Steve suited up, grabbed a nuc box with a few frames in it, and went into the building with a ladder. A few minutes later, he was scooping bees out of the ceiling and into the box, hoping to get the queen among the handfuls of bees he moved.

We stayed outside the building. It seemed like the prudent thing to do.

When he was finished, he came outside for a break. He reported that there was something dead in the ceiling. The homeowner said it could be the squirrels who had lived in there and done all the damage.

Outside the Pump House
It was easier to gather bees on the outside of the building.

James got a picking ladder and leaned it on the side of the building. Steve climbed up and started scooping bees from the outside of the building into the box. His goal was to get as many bees as he could.

He also examined the bees in the box to see if they were “fanning.” He explained that when the queen was captured, the other bees would use their wings to spread her scent out where the other bees could smell her. The idea was for everyone to come together where the queen was. He saw some evidence of fanning in thx box and none on the side of the building. That was a good thing.

After a while, he’d done just about all he could. He closed up the box, taped the lid down, and put it in the trunk of his car. As he stripped off his bee suit, he told the homeowner to call him if the bees were still there the next day. He’d come back and try to get the rest of them.

One for Three

The score for the three attempts I’d witnessed this past week was one for three. I don’t think it had anything to do with skill, though. I think it was luck. James had bad luck, Steve had slightly better luck.

In watching two successful swarm captures (including the one last year), I’m pretty confident that I could catch a swarm if it was easily accessible — maybe on a 7-foot weeping cherry tree.
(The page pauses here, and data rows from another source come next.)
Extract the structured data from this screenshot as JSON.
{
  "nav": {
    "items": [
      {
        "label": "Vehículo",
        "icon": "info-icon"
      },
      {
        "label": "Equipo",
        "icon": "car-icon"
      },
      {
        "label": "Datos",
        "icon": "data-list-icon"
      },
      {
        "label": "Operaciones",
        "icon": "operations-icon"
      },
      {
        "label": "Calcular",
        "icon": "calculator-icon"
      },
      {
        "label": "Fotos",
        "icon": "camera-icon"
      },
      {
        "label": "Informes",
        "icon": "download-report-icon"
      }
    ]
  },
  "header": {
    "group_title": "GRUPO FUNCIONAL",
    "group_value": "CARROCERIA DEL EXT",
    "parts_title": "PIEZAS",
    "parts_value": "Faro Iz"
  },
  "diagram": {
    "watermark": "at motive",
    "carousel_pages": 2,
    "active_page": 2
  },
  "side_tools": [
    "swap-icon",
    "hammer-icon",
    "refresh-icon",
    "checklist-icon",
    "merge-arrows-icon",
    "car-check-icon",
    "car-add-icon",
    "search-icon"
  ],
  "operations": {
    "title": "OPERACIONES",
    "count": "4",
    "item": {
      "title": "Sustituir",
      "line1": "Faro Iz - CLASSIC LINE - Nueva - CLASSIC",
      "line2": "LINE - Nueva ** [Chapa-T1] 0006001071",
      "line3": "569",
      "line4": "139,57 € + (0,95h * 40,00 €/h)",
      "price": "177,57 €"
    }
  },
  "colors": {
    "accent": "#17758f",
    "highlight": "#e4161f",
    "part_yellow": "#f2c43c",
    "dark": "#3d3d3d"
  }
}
I hope to get the opportunity to try soon. Wish me luck!

6 thoughts on “Adventures in Beekeeping: Tracking Down Swarms

  1. I never thought beekeeping could be so interesting. How do you get reports on where the bee swarms are moving?

    • Because it’s widely known that bees are having some problems lately, when people find swarms in their yards they normally call the local animal control people. Those people have the phone numbers of local beekeepers.

      For example, the guy who runs the club I belong to has his number out there for people to call. When he gets a swarm call, he calls the person in the club who lives closest to the swarm and tells them about it.

      Although I’ve never caught a swarm, I believe I’m qualified to do so. I’ve seen it done twice and I have all the equipment. As long as the swarm isn’t too hard to reach, I really think I could capture it. I hope I get a chance to see if I’m right.

  2. Fun and fascinating reading, Maria. This is a great adventure, and I’m happy to follow along via your writing. :-)

  3. Maria,
    What is so neat a swarm is the fact that they have ingested so much honey to carry it to the new hive that they are almost drunk…they would be hard pressed to have the ability to sting at that point!
    If you ever have the opportunity to get close to a swarm – do so, you can move them around with your hands and look for the Queen… find her and put her in a box and the rest will follow you and her to their new home

    • Swarms are amazing — and so misunderstood by the general public. They’re really not dangerous unless you provoke them — and you’d have to really be working at it to get them angry enough to attack. In both successful captures I witnessed, once the queen was in the box, the job was 80% done. I really do hope I get a chance to try my hand it it this year; got that nuc box sitting around with 5 frames on it just in case I get a call.

What do you think?